== Instructions for the task ==
Scan the entries below. Return every line that includes "this".

** Data follows **

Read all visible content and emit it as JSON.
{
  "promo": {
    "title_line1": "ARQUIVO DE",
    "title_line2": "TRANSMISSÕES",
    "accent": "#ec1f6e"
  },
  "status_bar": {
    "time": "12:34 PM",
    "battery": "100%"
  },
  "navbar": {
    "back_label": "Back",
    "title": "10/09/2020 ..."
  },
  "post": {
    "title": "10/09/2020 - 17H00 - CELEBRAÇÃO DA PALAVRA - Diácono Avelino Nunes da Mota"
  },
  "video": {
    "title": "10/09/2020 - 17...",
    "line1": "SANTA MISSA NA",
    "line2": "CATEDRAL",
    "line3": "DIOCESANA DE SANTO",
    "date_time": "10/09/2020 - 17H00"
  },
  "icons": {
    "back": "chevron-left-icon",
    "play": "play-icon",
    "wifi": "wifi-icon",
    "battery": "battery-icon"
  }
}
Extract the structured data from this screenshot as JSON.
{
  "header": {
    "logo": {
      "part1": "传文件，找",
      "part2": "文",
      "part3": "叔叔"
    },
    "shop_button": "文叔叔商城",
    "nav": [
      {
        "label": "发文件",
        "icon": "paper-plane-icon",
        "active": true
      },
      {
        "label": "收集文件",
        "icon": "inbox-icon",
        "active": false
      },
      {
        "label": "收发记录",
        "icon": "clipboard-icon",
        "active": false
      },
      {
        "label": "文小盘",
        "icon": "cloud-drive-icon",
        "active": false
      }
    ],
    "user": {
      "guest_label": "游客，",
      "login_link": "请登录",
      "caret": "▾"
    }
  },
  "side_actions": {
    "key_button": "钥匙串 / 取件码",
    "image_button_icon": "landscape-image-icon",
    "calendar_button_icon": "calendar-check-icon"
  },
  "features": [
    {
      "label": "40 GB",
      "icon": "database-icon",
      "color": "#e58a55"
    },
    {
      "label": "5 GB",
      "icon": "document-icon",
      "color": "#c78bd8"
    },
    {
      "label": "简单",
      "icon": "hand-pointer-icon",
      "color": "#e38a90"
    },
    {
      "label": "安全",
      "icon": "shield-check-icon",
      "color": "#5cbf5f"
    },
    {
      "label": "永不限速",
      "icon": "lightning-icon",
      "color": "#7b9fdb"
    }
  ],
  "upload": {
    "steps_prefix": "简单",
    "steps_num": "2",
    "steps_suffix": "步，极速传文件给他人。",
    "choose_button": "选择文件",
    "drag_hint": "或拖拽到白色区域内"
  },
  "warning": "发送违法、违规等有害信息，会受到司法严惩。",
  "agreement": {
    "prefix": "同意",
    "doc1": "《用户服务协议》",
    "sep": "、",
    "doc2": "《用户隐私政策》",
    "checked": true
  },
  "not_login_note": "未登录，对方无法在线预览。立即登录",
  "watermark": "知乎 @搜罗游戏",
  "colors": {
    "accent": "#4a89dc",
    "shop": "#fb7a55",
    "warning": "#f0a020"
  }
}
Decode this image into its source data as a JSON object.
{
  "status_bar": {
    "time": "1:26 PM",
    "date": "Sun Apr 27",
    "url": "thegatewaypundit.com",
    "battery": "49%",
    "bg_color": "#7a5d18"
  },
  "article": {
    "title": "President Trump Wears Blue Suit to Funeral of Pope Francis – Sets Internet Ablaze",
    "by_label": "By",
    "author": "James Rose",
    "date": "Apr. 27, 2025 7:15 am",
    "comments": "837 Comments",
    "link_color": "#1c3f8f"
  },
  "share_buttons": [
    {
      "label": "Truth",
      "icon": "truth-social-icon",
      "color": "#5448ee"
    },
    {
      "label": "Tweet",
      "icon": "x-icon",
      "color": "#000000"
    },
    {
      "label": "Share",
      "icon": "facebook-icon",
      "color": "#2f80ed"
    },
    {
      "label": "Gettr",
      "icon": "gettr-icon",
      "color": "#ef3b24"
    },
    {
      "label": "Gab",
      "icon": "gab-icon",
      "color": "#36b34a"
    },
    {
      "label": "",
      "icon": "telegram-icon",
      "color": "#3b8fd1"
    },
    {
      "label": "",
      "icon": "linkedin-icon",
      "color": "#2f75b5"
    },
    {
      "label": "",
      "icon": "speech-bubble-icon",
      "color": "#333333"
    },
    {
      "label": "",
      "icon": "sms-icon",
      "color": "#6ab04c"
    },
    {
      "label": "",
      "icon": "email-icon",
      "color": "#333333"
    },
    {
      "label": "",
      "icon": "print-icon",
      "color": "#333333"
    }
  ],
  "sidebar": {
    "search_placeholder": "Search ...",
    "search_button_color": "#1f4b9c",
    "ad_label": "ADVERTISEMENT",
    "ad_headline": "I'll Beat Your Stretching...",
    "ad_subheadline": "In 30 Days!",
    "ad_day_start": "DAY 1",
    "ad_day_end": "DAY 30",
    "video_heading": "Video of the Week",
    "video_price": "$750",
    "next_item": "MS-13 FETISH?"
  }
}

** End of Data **

== Answer space ==
Extract the structured data from this screenshot as JSON.
Decode this image into its source data as a JSON object.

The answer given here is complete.